Signed at College Point, Long Island, in the county of Queens and State of New York, this 27th day of March, A. D. 1929.

IGOR SIKORSKY..

Referenced by
Citing PatentFiling datePublication dateApplicantTitle
US2478882 *Dec 13, 1944Aug 9, 1949Boeing CoLinear movement rudder pedal and linkage
US2574916 *May 2, 1946Nov 13, 1951Gordon Lawrence WrightAircraft control apparatus
US2638290 *Feb 9, 1949May 12, 1953SncaseControl means for flying machines
US2998211 *Jun 2, 1959Aug 29, 1961Douglas J EvansRudder control system for aircraft
US3164031 *May 3, 1961Jan 5, 1965Rubissow George ALink system for an accelerator pedal
US4403756 *Dec 22, 1980Sep 13, 1983The Boeing CompanyBifurcated feel simulator for aircraft
US5056742 *Oct 6, 1989Oct 15, 1991The Boeing CompanyModular rudder pedal and brake control assembly for aircraft
US6918316Mar 5, 2002Jul 19, 2005Technology Holding CompanyAdjustable pedal assembly

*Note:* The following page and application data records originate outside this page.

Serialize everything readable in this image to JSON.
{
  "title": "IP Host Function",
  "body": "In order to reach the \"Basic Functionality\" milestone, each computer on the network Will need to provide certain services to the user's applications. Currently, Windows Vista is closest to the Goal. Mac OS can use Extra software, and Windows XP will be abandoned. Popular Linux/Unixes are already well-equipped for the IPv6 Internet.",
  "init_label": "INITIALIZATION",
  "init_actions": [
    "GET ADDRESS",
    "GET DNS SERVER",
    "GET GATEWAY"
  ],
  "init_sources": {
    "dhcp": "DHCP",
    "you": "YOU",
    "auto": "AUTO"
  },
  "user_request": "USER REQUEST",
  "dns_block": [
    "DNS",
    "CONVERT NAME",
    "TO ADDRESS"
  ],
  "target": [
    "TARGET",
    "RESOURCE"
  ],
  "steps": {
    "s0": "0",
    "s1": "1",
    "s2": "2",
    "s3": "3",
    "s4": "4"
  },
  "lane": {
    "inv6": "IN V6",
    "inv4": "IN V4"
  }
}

US7690604 *Mar 20, 2007Apr 6, 2010Honeywell International Inc.Rudder pedal assembly including non-parallel slide rails
US20020092374 *Mar 5, 2002Jul 18, 2002Mattias JohanssonAdjustable pedal assembly
US20080105790 *Mar 20, 2007May 8, 2008Honeywell International, Inc.Rudder pedal assembly including non-parallel slide rails
Classifications
U.S. Classification244/229, 244/235, 74/512
International ClassificationB64C13/24
Cooperative ClassificationB64D2011/0606, B64C13/24
European ClassificationB64C13/24